▶ Work to complete:
Run through the data and copy out every line that mentions the word "label".

▶ Exercise material:
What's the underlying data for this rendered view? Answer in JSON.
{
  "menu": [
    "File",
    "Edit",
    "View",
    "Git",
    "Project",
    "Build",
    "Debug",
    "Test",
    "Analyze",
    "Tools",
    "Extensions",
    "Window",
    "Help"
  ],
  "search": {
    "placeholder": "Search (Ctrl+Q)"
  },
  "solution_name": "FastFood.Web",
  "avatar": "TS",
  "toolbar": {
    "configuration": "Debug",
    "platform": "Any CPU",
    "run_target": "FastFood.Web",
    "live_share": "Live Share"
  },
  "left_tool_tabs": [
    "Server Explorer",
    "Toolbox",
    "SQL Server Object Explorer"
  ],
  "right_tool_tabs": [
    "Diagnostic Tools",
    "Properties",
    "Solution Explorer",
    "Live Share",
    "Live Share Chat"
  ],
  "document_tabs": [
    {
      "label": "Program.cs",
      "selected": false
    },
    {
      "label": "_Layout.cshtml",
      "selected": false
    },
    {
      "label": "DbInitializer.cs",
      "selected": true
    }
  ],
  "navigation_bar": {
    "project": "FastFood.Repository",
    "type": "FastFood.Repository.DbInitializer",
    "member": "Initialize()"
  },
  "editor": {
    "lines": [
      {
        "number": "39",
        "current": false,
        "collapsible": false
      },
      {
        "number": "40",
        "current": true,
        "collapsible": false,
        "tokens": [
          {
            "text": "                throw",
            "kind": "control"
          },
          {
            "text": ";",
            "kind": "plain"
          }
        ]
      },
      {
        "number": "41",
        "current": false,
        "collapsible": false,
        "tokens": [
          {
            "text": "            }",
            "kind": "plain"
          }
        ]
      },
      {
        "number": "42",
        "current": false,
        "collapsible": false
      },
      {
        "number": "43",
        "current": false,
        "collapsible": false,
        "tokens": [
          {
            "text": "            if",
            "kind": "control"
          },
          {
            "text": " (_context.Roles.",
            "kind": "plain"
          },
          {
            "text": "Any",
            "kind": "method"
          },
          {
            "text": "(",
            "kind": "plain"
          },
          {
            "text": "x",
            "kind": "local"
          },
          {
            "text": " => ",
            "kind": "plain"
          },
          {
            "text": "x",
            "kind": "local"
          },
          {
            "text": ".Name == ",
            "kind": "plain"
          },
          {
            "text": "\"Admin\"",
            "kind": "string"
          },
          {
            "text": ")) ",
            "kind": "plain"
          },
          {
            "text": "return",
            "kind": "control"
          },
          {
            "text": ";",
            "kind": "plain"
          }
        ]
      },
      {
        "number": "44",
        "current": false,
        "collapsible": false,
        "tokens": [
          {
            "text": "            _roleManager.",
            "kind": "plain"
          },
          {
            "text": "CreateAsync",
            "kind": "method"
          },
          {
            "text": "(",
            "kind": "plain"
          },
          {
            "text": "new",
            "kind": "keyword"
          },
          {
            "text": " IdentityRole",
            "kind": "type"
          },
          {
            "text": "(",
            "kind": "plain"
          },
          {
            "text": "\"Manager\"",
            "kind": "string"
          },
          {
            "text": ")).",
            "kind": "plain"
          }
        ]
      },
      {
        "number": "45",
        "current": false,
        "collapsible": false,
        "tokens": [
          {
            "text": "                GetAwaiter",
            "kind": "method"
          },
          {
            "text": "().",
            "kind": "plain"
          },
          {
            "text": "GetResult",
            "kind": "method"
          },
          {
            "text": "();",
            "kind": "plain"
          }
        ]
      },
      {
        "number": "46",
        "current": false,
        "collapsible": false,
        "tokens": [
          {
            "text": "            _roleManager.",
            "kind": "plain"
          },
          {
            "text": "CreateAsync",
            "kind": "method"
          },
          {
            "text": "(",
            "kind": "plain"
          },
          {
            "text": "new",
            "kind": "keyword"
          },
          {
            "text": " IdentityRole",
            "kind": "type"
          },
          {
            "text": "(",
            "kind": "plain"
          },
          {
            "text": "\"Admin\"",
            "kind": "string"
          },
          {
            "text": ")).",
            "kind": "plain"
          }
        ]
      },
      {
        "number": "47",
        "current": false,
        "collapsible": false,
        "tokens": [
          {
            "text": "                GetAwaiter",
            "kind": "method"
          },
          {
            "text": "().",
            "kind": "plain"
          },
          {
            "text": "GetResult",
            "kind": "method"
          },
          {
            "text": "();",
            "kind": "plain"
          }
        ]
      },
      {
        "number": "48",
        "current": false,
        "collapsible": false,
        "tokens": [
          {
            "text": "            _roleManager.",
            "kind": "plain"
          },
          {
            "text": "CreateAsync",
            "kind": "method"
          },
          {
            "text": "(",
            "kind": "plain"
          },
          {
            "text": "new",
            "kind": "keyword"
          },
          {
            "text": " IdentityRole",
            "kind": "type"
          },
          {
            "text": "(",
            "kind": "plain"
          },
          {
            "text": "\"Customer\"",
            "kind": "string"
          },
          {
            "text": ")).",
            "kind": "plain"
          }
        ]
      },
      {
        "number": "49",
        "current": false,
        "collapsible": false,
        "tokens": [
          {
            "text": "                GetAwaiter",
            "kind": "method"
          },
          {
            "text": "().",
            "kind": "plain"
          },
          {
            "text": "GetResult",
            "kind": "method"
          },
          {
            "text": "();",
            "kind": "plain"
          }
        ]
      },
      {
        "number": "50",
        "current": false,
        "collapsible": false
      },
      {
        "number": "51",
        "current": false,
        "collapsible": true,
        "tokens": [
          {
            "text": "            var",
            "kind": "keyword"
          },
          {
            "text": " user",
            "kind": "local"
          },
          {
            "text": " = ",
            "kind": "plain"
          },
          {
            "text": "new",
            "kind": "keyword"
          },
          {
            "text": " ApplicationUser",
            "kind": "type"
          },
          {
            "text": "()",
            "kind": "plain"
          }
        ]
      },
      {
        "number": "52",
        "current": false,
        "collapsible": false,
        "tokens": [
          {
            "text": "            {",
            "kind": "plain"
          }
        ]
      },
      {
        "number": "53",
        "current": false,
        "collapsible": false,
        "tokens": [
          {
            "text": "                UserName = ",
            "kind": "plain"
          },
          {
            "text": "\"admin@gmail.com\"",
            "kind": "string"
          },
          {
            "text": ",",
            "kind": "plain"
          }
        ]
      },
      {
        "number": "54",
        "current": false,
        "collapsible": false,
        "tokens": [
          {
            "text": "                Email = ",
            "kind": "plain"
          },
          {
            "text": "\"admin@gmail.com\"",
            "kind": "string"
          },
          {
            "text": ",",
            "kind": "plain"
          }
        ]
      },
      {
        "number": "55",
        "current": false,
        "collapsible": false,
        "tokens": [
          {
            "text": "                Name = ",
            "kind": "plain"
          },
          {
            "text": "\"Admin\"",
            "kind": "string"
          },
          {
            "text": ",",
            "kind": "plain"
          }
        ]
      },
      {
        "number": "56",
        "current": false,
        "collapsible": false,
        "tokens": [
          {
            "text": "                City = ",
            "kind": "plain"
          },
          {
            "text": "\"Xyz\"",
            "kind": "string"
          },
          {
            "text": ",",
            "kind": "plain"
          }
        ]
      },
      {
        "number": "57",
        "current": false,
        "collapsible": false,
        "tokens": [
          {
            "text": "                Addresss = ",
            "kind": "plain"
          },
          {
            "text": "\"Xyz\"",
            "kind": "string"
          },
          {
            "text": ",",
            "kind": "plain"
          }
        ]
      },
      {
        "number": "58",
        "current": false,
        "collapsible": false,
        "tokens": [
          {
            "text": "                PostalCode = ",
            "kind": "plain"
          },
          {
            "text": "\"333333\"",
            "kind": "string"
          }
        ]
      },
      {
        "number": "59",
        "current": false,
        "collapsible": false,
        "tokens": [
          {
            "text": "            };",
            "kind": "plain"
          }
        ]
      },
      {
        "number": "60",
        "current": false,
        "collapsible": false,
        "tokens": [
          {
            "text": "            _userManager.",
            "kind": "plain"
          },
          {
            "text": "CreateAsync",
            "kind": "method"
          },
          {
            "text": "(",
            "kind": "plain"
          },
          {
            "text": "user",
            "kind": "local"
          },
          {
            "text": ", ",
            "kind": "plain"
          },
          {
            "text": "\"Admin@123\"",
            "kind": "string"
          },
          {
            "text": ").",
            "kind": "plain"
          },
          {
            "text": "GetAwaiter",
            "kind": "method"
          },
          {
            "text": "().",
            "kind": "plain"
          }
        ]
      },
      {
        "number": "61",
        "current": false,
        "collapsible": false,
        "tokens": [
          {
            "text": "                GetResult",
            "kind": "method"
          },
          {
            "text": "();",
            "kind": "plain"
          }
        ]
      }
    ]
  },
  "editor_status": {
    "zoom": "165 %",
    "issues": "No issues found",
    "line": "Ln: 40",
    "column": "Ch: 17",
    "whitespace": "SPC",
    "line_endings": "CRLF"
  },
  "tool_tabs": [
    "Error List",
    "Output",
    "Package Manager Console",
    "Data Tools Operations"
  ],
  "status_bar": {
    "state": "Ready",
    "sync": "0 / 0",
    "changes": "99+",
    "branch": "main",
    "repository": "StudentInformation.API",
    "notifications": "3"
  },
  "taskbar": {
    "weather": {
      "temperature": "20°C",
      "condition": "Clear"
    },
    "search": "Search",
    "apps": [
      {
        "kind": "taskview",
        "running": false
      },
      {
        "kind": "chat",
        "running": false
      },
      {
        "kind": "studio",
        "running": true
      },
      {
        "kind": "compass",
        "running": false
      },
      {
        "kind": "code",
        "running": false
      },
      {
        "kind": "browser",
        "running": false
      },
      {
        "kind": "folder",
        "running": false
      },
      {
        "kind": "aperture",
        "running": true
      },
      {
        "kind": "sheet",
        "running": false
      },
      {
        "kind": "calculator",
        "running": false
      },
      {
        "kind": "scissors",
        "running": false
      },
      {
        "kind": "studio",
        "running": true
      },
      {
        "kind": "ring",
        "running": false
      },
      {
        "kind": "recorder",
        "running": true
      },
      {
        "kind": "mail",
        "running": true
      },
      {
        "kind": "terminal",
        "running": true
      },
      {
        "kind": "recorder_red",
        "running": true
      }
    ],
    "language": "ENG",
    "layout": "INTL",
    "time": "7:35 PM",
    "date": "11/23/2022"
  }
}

▶ Exercise result:
      "label": "Program.cs",
      "label": "_Layout.cshtml",
      "label": "DbInitializer.cs",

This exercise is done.